Image: Veracode

Open-source and Java components used in applications remain a weak spot for the enterprise, according to a new analysis.

Java applications in particular are posing a challenge, with 97 percent of these applications containing a component with at least one known vulnerability, according to a new report from code-analysis security vendor Veracode.

Veracode’s annual security report is based on 300,000 assessments it has run on enterprise applications over the 18 months to March 31, 2016, and includes software from open-source projects, commercial vendors, large and small businesses, and software outsourcers.

The most common bug it has found in Java applications is a vulnerable version of a component called Apache Commons Collections, present in 25 percent of the Java applications it scanned.

This issue, a deserialization vulnerability that allowed remote code execution, came to light in November after researchers published exploits using the bug for JBoss, IBM WebSphere, Jenkins, OpenNMS, and the Oracle WebLogic server.

“The Java deserialization vulnerability in Apache Commons Collections is an interesting example of an open-source, third-party component vulnerability, because it went from unknown to critical and highly exploitable, and because it was widely used in a variety of standard ‘infrastructure’ applications; web servers, application servers, CI servers,” noted Veracode.

“It’s worth noting that the issue was not just in the infrastructure applications, but in any application that uses Apache Commons Collections v.3.0 – 3.2.1 or 4.0. Addressing this vulnerability requires a broader response than just patching servers; it requires visibility into the component supply chain for all your applications.”
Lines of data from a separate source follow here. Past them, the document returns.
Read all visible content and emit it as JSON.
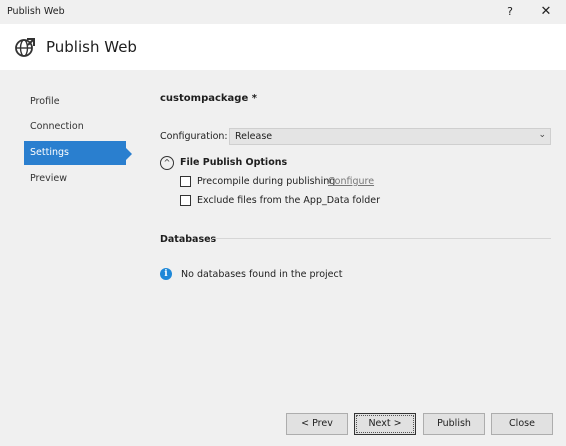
{
  "window": {
    "title": "Publish Web",
    "help_label": "?",
    "close_label": "✕"
  },
  "header": {
    "title": "Publish Web",
    "icon": "globe-publish-icon"
  },
  "sidebar": {
    "items": [
      {
        "label": "Profile"
      },
      {
        "label": "Connection"
      },
      {
        "label": "Settings",
        "active": true
      },
      {
        "label": "Preview"
      }
    ]
  },
  "settings": {
    "profile_name": "custompackage *",
    "configuration_label": "Configuration:",
    "configuration_value": "Release",
    "configuration_chevron": "⌄",
    "file_publish_options_title": "File Publish Options",
    "expander_glyph": "^",
    "precompile_label": "Precompile during publishing",
    "configure_link": "Configure",
    "exclude_label": "Exclude files from the App_Data folder"
  },
  "databases": {
    "title": "Databases",
    "info_glyph": "i",
    "message": "No databases found in the project"
  },
  "footer": {
    "prev_label": "< Prev",
    "next_label": "Next >",
    "publish_label": "Publish",
    "close_label": "Close"
  },
  "colors": {
    "accent": "#2a7fcf",
    "info": "#1e88d8"
  }
}
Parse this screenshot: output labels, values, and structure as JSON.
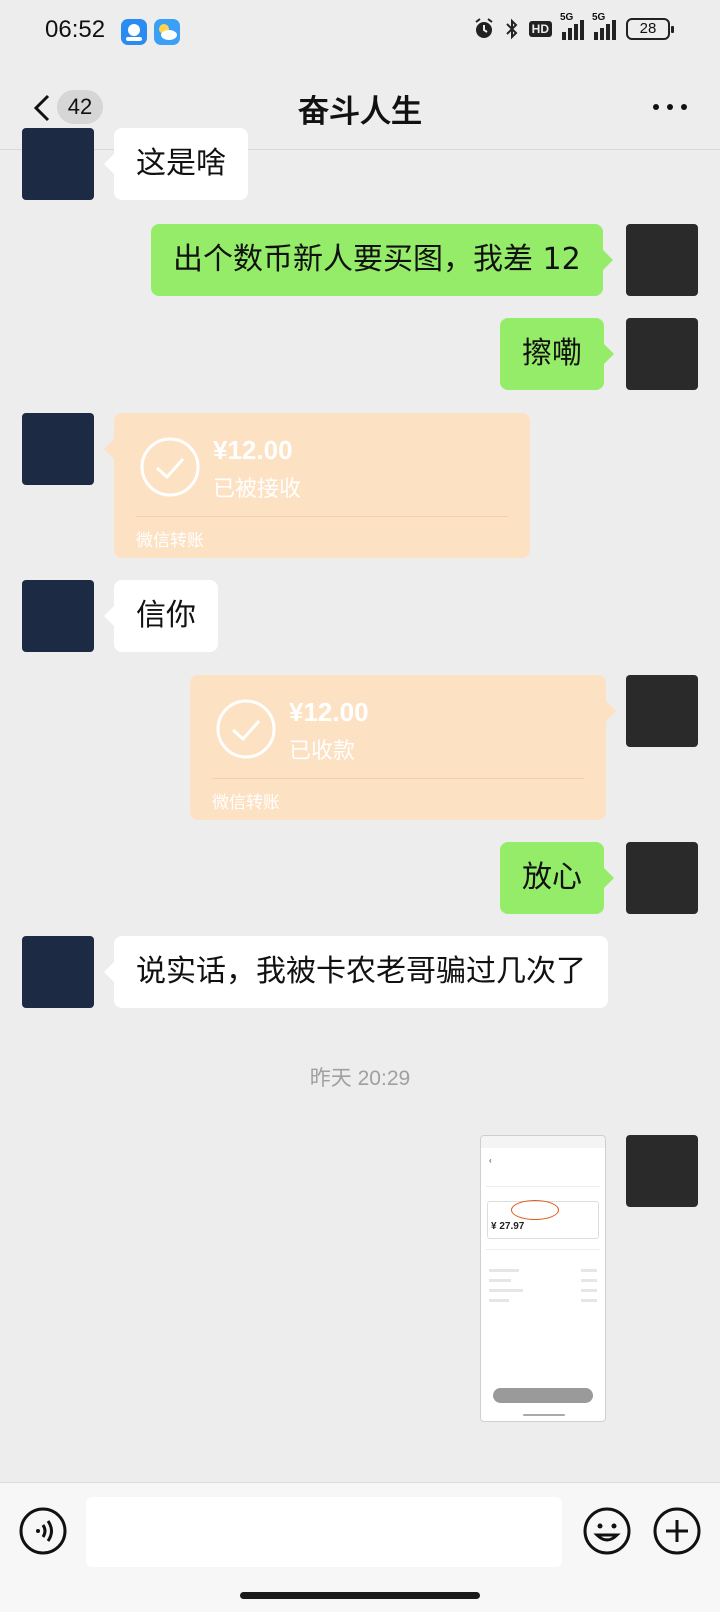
{
  "status_bar": {
    "time": "06:52",
    "battery": "28",
    "hd_label": "HD",
    "signal_1": "5G",
    "signal_2": "5G"
  },
  "header": {
    "unread_count": "42",
    "title": "奋斗人生",
    "back_icon": "chevron-left-icon",
    "more_icon": "more-dots-icon"
  },
  "messages": [
    {
      "side": "in",
      "type": "text",
      "text": "这是啥"
    },
    {
      "side": "out",
      "type": "text",
      "text": "出个数币新人要买图，我差 12"
    },
    {
      "side": "out",
      "type": "text",
      "text": "擦嘞"
    },
    {
      "side": "in",
      "type": "transfer",
      "amount": "¥12.00",
      "status": "已被接收",
      "footer": "微信转账"
    },
    {
      "side": "in",
      "type": "text",
      "text": "信你"
    },
    {
      "side": "out",
      "type": "transfer",
      "amount": "¥12.00",
      "status": "已收款",
      "footer": "微信转账"
    },
    {
      "side": "out",
      "type": "text",
      "text": "放心"
    },
    {
      "side": "in",
      "type": "text",
      "text": "说实话，我被卡农老哥骗过几次了"
    },
    {
      "side": "system",
      "type": "timestamp",
      "text": "昨天 20:29"
    },
    {
      "side": "out",
      "type": "image",
      "amount": "¥ 27.97"
    }
  ],
  "colors": {
    "background": "#ededed",
    "outgoing_bubble": "#95ec69",
    "incoming_bubble": "#ffffff",
    "transfer_card": "#fde1c3",
    "highlight_ring": "#e05a1a"
  },
  "input_bar": {
    "voice_icon": "voice-icon",
    "emoji_icon": "emoji-icon",
    "add_icon": "plus-circle-icon"
  }
}
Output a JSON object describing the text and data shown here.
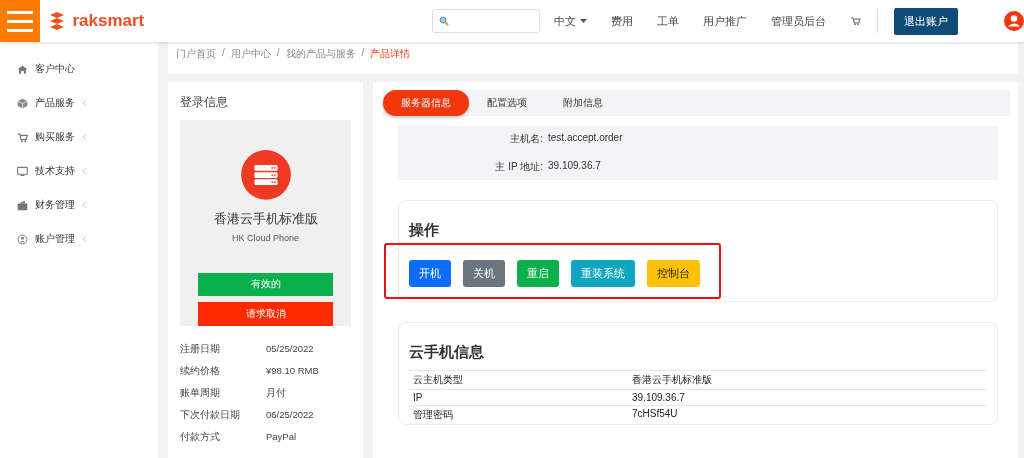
{
  "header": {
    "brand": "raksmart",
    "language": "中文",
    "nav": [
      "费用",
      "工单",
      "用户推广",
      "管理员后台"
    ],
    "logout": "退出账户"
  },
  "sidebar": {
    "items": [
      {
        "label": "客户中心",
        "expandable": false
      },
      {
        "label": "产品服务",
        "expandable": true
      },
      {
        "label": "购买服务",
        "expandable": true
      },
      {
        "label": "技术支持",
        "expandable": true
      },
      {
        "label": "财务管理",
        "expandable": true
      },
      {
        "label": "账户管理",
        "expandable": true
      }
    ]
  },
  "breadcrumb": [
    {
      "label": "门户首页",
      "current": false
    },
    {
      "separator": "/",
      "label": "用户中心",
      "current": false
    },
    {
      "separator": "/",
      "label": "我的产品与服务",
      "current": false
    },
    {
      "separator": "/",
      "label": "产品详情",
      "current": true
    }
  ],
  "login_card": {
    "title": "登录信息",
    "product_name": "香港云手机标准版",
    "product_subtitle": "HK Cloud Phone",
    "status": "有效的",
    "cancel": "请求取消",
    "details": [
      {
        "label": "注册日期",
        "value": "05/25/2022"
      },
      {
        "label": "续约价格",
        "value": "¥98.10 RMB"
      },
      {
        "label": "账单周期",
        "value": "月付"
      },
      {
        "label": "下次付款日期",
        "value": "06/25/2022"
      },
      {
        "label": "付款方式",
        "value": "PayPal"
      }
    ]
  },
  "tabs": [
    {
      "label": "服务器信息",
      "selected": true
    },
    {
      "label": "配置选项",
      "selected": false
    },
    {
      "label": "附加信息",
      "selected": false
    }
  ],
  "server_info": [
    {
      "label": "主机名:",
      "value": "test.accept.order"
    },
    {
      "label": "主 IP 地址:",
      "value": "39.109.36.7"
    }
  ],
  "operations": {
    "title": "操作",
    "buttons": [
      {
        "label": "开机",
        "color": "#0d6efd"
      },
      {
        "label": "关机",
        "color": "#6c757d"
      },
      {
        "label": "重启",
        "color": "#0ab04c"
      },
      {
        "label": "重装系统",
        "color": "#11a6bf"
      },
      {
        "label": "控制台",
        "color": "#ffc107"
      }
    ]
  },
  "phone_info": {
    "title": "云手机信息",
    "rows": [
      {
        "label": "云主机类型",
        "value": "香港云手机标准版"
      },
      {
        "label": "IP",
        "value": "39.109.36.7"
      },
      {
        "label": "管理密码",
        "value": "7cHSf54U"
      }
    ]
  }
}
The company also takes a swipe at assurances from commercial vendors that their products are free from vulnerabilities.

Veracode found that 39 percent of applications developed internally by organizations complied with the OWASP top 10 project standard, compared with just 25 percent commercially-developed applications submitted on behalf of enterprise users.

“This finding puts to bed vague vendor hype around unsubstantiated efforts to build assurance into their products. It reaffirms the need for organizations to demand better proof of software security from their vendors and to perform due diligence around all applications, including commercial software,” Veracode said.

The most common vulnerabilities in applications include information leakage and cryptographic issues, which affected 72 percent and 65 percent of applications.

It also found that just over a third of all applications had hard-coded passwords, while 39 percent used broken or risky cryptographic algorithms.